英 [kwɑːm; kwɔːm]
- qualm (n.)
- Old English cwealm (West Saxon) "death, murder, slaughter; disaster; plague; torment," utcualm (Anglian) "utter destruction," probably related to cwellan "to kill, murder, execute," cwelan "to die" (see quell). Sense softened to "feeling of faintness" 1520s; figurative meaning "uneasiness, doubt" is from 1550s; that of "scruple of conscience" is 1640s.
Evidence of a direct path from the Old English to the modern senses is wanting, but it is plausible, via the notion of "fit of sickness." The other suggested etymology, less satisfying, is to take the "fit of uneasiness" sense from Dutch kwalm "steam, vapor, mist" (cognate with German Qualm "smoke, vapor, stupor"), which also might be ultimately from the same Germanic root as quell.
- 1. Did she see her husband as capable of murder? She had used the word without a qualm.
- 2. Hurstwood suffered a qualm of body as the car rolled up.
来自英汉文学 - 嘉莉妹妹
- 3. The doctor seemed seized with a qualm of faintness.
- 4. Lastly she arrived at the tresses and felt a qualm of disgust.

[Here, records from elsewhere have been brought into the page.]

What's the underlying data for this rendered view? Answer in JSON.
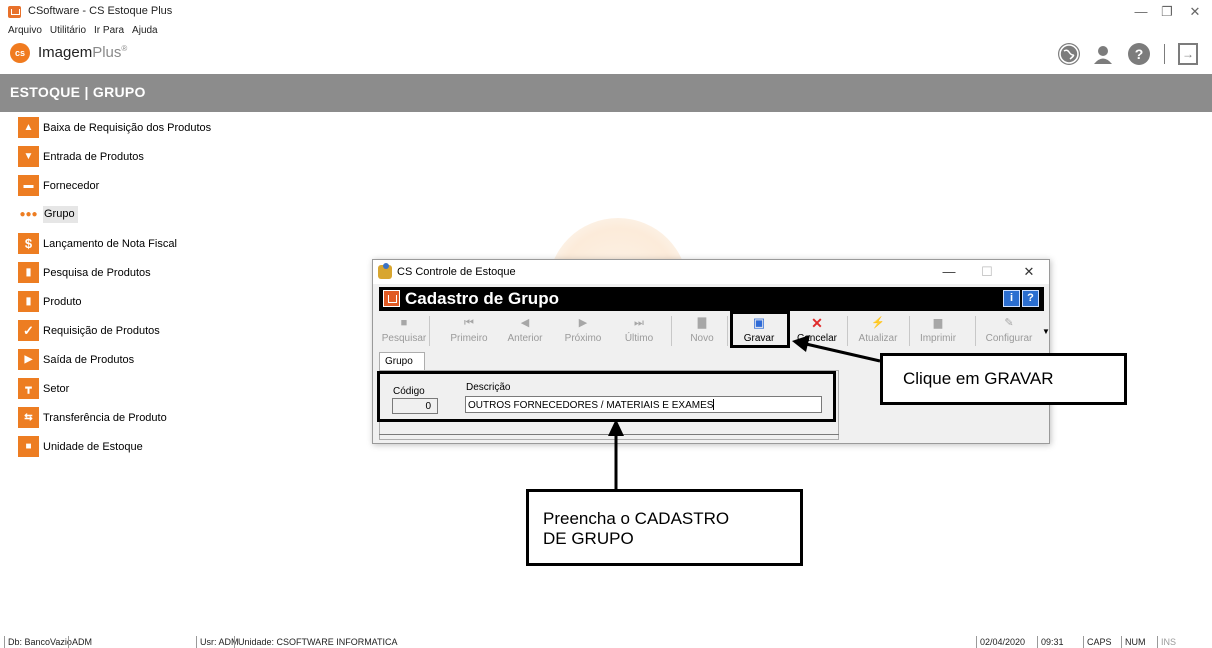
{
  "window": {
    "title": "CSoftware - CS Estoque Plus",
    "controls": [
      "—",
      "❐",
      "✕"
    ]
  },
  "menubar": [
    "Arquivo",
    "Utilitário",
    "Ir Para",
    "Ajuda"
  ],
  "brand": {
    "logo_text": "cs",
    "name": "Imagem",
    "name_suffix": "Plus",
    "mark": "®"
  },
  "top_icons": [
    "globe-icon",
    "user-icon",
    "help-icon",
    "exit-icon"
  ],
  "section": {
    "title": "ESTOQUE  |  GRUPO"
  },
  "menu": [
    {
      "label": "Baixa de Requisição dos Produtos",
      "icon": "box-up-icon"
    },
    {
      "label": "Entrada de Produtos",
      "icon": "box-in-icon"
    },
    {
      "label": "Fornecedor",
      "icon": "truck-icon"
    },
    {
      "label": "Grupo",
      "icon": "group-icon"
    },
    {
      "label": "Lançamento de Nota Fiscal",
      "icon": "dollar-icon"
    },
    {
      "label": "Pesquisa de Produtos",
      "icon": "cylinder-icon"
    },
    {
      "label": "Produto",
      "icon": "cylinder-icon"
    },
    {
      "label": "Requisição de Produtos",
      "icon": "check-icon"
    },
    {
      "label": "Saída de Produtos",
      "icon": "box-out-icon"
    },
    {
      "label": "Setor",
      "icon": "org-chart-icon"
    },
    {
      "label": "Transferência de Produto",
      "icon": "transfer-icon"
    },
    {
      "label": "Unidade de Estoque",
      "icon": "warehouse-icon"
    }
  ],
  "dialog": {
    "title": "CS Controle de Estoque",
    "header": "Cadastro de Grupo",
    "toolbar": [
      {
        "label": "Pesquisar",
        "enabled": false
      },
      {
        "label": "Primeiro",
        "enabled": false
      },
      {
        "label": "Anterior",
        "enabled": false
      },
      {
        "label": "Próximo",
        "enabled": false
      },
      {
        "label": "Último",
        "enabled": false
      },
      {
        "label": "Novo",
        "enabled": false
      },
      {
        "label": "Gravar",
        "enabled": true
      },
      {
        "label": "Cancelar",
        "enabled": true
      },
      {
        "label": "Atualizar",
        "enabled": false
      },
      {
        "label": "Imprimir",
        "enabled": false
      },
      {
        "label": "Configurar",
        "enabled": false
      }
    ],
    "tab": "Grupo",
    "fields": {
      "codigo_label": "Código",
      "codigo_value": "0",
      "descricao_label": "Descrição",
      "descricao_value": "OUTROS FORNECEDORES / MATERIAIS E EXAMES"
    }
  },
  "callouts": {
    "gravar": "Clique em GRAVAR",
    "cadastro_line1": "Preencha o CADASTRO",
    "cadastro_line2": "DE GRUPO"
  },
  "statusbar": {
    "db": "Db: BancoVazio",
    "user_short": "ADM",
    "user": "Usr: ADM",
    "unit": "Unidade: CSOFTWARE INFORMATICA",
    "date": "02/04/2020",
    "time": "09:31",
    "caps": "CAPS",
    "num": "NUM",
    "ins": "INS"
  },
  "colors": {
    "accent": "#ed7d22",
    "header_gray": "#8c8c8c",
    "dialog_header": "#000000"
  }
}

- 5. They never know that exam make us qualm and dissatisfaction.
[ qualm 造句 ]